By Isabella Shaya, Crain News Service
DETROIT (July 15, 2013) — The average fuel economy for new 2013 model light vehicles sold in the U.S. is 24.6 mpg, up 1.1 mpg from 2012 models, according to a monthly report from University of Michigan researchers.
New cars, vans, SUVs and pickups sold in June had an average fuel economy of 24.7 mpg, down 0.1 mpg from May, according to researchers Michael Sivak and Brandon Schoettle.
Mr. Schoettle, project manager at the university's Transportation Research Institute, said the drop from May to June might be linked to the increase in light-truck sales and a slight decrease in gasoline prices last month.
Fuel economy is up 4.6 mpg since October 2007, when researchers began collecting data.

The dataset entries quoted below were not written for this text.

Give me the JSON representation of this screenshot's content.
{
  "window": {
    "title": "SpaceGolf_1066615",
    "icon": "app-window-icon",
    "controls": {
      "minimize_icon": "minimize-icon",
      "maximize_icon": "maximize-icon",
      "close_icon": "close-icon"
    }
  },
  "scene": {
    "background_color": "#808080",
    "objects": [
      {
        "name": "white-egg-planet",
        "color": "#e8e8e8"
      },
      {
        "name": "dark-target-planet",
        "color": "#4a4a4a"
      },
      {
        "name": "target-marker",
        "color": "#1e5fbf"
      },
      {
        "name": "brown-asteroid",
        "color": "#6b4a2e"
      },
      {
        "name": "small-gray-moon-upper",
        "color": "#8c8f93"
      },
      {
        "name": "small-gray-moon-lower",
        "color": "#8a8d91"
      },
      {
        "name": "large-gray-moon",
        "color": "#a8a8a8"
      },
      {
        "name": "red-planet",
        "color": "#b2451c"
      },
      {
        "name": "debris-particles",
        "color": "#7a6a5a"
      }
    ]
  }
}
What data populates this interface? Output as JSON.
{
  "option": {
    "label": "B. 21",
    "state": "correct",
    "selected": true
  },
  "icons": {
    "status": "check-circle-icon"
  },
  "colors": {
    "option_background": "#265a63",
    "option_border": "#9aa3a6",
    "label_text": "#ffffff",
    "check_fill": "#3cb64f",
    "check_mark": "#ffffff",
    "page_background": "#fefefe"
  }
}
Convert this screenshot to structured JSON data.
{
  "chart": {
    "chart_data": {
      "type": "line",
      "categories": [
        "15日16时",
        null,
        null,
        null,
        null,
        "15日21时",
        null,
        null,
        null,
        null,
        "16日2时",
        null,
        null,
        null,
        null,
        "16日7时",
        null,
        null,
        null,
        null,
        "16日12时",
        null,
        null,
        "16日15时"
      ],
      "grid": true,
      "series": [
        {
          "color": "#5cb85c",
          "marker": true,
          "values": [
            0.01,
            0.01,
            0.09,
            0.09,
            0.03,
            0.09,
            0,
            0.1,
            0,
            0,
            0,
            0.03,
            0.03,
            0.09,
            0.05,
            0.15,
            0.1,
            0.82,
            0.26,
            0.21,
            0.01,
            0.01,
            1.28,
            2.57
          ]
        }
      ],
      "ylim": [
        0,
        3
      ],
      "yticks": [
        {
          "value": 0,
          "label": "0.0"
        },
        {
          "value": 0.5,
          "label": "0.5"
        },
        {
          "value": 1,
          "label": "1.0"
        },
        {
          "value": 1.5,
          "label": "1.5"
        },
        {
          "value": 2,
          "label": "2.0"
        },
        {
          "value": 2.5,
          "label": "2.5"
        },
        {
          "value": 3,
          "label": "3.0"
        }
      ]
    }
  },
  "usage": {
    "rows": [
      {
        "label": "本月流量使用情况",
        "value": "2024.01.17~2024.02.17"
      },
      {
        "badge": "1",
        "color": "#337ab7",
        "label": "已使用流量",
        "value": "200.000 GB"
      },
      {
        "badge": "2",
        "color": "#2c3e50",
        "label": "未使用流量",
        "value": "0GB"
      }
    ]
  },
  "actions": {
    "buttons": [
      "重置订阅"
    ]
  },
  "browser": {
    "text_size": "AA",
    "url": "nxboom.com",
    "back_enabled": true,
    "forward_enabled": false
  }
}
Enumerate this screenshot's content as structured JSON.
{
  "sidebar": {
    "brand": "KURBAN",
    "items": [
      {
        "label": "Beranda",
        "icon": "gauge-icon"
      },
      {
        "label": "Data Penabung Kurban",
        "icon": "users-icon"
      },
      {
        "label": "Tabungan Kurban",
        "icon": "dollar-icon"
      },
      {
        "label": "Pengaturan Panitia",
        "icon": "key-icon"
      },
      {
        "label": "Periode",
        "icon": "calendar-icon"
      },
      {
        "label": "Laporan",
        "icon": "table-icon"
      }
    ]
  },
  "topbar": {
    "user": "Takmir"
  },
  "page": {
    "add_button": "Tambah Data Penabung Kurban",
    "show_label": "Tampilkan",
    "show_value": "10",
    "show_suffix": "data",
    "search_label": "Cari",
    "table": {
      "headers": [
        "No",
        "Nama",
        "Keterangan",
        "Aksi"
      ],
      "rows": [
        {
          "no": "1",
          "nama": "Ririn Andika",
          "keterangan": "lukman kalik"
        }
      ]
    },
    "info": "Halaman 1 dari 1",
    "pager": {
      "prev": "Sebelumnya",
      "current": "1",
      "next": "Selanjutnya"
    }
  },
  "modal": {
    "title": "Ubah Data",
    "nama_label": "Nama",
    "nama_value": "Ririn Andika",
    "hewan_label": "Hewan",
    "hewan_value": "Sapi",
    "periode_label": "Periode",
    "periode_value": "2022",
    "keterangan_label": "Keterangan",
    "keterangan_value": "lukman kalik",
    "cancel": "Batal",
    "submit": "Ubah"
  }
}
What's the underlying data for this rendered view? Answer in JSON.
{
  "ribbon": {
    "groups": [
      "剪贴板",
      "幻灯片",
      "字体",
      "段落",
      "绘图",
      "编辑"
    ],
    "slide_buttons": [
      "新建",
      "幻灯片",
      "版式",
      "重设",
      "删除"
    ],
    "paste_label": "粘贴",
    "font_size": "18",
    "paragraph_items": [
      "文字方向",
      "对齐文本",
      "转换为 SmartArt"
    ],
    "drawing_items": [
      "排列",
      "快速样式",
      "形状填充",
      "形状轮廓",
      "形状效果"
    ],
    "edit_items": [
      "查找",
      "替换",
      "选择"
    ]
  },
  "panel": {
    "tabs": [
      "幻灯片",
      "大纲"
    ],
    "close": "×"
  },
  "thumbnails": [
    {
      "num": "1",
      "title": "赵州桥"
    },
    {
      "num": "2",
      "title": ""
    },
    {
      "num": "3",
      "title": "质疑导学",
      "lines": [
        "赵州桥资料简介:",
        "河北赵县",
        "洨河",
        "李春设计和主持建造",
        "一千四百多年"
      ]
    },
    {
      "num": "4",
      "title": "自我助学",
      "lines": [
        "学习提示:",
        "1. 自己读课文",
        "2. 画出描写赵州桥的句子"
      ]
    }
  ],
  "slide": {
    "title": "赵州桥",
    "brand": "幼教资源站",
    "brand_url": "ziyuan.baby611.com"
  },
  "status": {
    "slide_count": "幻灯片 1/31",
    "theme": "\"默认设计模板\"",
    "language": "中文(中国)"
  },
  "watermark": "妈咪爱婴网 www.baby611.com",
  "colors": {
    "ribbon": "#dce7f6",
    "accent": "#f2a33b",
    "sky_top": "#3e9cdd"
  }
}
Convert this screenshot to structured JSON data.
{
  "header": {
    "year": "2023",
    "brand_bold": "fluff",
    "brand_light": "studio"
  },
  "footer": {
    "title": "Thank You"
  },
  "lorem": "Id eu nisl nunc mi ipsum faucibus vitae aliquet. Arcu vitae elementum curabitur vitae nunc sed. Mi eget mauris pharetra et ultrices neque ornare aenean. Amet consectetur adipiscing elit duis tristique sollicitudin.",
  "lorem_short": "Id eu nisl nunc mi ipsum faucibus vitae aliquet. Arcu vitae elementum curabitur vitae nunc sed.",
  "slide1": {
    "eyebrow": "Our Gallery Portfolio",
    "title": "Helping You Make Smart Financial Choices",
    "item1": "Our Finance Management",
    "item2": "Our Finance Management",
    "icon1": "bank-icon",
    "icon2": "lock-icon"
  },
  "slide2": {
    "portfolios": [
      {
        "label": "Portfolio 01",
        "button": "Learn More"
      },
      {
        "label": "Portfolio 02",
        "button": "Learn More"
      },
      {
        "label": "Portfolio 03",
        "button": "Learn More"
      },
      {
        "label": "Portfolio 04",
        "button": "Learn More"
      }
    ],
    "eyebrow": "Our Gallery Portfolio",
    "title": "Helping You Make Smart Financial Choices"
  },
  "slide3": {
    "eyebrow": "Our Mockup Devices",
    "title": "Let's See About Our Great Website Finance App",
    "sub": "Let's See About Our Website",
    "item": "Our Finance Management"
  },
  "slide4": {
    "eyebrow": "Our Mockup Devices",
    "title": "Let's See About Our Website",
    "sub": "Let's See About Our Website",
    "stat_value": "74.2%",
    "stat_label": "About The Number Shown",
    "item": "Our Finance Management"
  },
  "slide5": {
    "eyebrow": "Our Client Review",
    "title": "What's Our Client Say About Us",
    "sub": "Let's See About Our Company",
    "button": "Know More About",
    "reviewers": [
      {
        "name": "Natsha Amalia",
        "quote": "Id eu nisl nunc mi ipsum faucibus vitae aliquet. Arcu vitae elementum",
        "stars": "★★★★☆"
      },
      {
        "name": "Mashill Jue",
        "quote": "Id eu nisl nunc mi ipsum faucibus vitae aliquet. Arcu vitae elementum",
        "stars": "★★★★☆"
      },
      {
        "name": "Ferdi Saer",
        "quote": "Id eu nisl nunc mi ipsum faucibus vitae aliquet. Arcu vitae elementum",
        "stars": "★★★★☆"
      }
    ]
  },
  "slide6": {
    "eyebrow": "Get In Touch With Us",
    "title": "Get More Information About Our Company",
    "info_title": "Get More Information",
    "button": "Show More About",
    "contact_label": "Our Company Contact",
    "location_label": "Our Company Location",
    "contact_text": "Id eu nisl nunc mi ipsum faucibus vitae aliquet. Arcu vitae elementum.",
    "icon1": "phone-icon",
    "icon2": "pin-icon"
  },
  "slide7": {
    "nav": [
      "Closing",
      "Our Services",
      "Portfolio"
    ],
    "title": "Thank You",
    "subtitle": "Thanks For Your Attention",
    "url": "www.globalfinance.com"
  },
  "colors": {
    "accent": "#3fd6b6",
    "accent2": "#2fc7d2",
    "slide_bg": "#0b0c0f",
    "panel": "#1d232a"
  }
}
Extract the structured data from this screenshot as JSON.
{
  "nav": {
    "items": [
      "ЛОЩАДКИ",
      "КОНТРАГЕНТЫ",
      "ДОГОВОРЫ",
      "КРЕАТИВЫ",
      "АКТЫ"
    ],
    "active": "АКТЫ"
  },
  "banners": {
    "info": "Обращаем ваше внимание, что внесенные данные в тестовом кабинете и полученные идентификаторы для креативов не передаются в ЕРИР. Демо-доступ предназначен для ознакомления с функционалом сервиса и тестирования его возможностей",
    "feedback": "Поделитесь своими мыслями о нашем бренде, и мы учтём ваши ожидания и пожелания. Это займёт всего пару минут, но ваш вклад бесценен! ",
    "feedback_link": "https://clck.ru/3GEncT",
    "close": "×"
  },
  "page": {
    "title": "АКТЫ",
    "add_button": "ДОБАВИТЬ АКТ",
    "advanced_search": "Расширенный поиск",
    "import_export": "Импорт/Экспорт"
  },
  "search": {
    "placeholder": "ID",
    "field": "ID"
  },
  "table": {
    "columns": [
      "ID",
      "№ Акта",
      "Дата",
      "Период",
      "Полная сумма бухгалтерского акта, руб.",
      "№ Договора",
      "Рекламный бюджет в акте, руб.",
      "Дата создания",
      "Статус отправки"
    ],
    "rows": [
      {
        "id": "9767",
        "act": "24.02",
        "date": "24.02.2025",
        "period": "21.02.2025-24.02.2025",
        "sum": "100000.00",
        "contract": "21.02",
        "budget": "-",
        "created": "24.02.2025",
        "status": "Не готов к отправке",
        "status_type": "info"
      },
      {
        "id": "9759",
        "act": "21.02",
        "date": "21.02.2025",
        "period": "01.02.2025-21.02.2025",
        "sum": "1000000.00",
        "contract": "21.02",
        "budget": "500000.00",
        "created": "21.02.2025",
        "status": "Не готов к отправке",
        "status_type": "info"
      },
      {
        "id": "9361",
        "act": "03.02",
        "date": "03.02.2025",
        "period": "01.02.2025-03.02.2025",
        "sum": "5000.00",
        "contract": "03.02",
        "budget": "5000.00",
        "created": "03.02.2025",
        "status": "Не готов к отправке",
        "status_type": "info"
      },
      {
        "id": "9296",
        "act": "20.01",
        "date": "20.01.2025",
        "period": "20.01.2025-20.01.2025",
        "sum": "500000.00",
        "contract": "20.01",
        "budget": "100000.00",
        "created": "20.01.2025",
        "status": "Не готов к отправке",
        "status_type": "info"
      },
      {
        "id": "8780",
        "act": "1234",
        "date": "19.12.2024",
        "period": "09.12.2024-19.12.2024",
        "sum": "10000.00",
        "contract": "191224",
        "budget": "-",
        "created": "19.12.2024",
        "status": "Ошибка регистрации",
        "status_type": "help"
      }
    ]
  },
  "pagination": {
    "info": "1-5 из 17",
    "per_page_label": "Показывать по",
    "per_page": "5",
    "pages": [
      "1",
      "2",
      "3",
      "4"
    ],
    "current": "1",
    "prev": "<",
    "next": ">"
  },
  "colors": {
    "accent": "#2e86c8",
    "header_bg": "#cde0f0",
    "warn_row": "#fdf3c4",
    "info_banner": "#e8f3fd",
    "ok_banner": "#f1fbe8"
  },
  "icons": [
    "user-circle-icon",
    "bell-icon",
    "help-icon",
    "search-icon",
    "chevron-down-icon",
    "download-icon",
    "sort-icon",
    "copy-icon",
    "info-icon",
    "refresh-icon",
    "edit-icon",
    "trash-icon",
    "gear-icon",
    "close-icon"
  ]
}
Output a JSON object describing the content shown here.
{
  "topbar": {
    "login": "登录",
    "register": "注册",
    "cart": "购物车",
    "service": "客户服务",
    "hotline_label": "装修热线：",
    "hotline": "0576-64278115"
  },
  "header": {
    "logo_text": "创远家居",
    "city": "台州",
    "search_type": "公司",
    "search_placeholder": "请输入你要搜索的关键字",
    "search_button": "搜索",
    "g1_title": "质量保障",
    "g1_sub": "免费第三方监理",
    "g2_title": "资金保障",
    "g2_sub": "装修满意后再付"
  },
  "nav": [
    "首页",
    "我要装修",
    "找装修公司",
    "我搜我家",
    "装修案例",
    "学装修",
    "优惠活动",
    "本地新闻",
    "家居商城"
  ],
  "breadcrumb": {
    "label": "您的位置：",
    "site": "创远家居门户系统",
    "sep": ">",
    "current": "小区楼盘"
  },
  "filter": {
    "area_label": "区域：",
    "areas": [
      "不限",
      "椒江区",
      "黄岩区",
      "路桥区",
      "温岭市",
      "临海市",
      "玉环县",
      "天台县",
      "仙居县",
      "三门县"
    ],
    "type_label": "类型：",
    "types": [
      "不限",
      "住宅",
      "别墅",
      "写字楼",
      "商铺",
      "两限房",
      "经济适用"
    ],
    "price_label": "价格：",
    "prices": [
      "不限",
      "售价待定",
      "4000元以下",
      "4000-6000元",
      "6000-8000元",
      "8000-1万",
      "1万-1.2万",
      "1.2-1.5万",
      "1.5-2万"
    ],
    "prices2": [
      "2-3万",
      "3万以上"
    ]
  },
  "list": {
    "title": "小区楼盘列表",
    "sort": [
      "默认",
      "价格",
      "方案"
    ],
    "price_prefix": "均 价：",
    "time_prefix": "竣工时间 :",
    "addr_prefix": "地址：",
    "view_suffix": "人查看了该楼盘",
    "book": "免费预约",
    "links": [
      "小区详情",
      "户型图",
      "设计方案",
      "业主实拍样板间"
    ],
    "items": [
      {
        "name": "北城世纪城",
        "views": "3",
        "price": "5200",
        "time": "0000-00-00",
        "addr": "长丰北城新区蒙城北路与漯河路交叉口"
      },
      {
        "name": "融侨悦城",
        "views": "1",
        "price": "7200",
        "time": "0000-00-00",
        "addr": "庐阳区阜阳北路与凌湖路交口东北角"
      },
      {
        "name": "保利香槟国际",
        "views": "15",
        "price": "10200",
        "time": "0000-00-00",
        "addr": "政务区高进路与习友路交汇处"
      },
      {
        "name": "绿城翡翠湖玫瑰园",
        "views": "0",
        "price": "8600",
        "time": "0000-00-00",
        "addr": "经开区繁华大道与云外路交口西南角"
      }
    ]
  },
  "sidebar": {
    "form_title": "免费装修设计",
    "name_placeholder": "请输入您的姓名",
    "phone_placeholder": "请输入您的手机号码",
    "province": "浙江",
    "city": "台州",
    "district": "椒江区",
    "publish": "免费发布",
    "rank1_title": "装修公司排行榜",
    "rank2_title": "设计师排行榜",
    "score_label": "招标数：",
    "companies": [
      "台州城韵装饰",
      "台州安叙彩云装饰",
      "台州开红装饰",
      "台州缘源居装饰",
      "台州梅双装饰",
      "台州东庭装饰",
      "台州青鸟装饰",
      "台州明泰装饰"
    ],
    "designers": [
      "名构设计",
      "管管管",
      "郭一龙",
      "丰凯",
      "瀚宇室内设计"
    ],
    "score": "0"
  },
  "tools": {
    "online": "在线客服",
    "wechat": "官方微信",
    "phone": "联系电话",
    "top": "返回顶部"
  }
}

The average sales-weighted fuel economy was determined using monthly sales of vehicle models and the combined city-highway fuel economy ratings for those models from the U.S. Environmental Protection Agency's Fuel Economy Guide.
Mr. Schoettle said he expects fuel economy of 2013 light vehicles sold to post a 1-percent to 1.2-percent improvement over their 2012 counterparts as auto makers continue to meet consumer demand for better fuel economy when gasoline prices are high.
"The demand is there from consumers, and the auto companies seem to be doing their part to meet those demands," he said.
The university's national Eco-Driving Index, which evaluates the average monthly greenhouse gas emissions from a new U.S. vehicle bought during the month, rose to 0.82 in April from 0.81 in March. Lower scores are better, and are relative to a base index value of 1 in October 2007. The index has improved 18 percent since October 2007.
This report appeared on the website of Automotive News, a Detroit-based sister publication of Tire Business.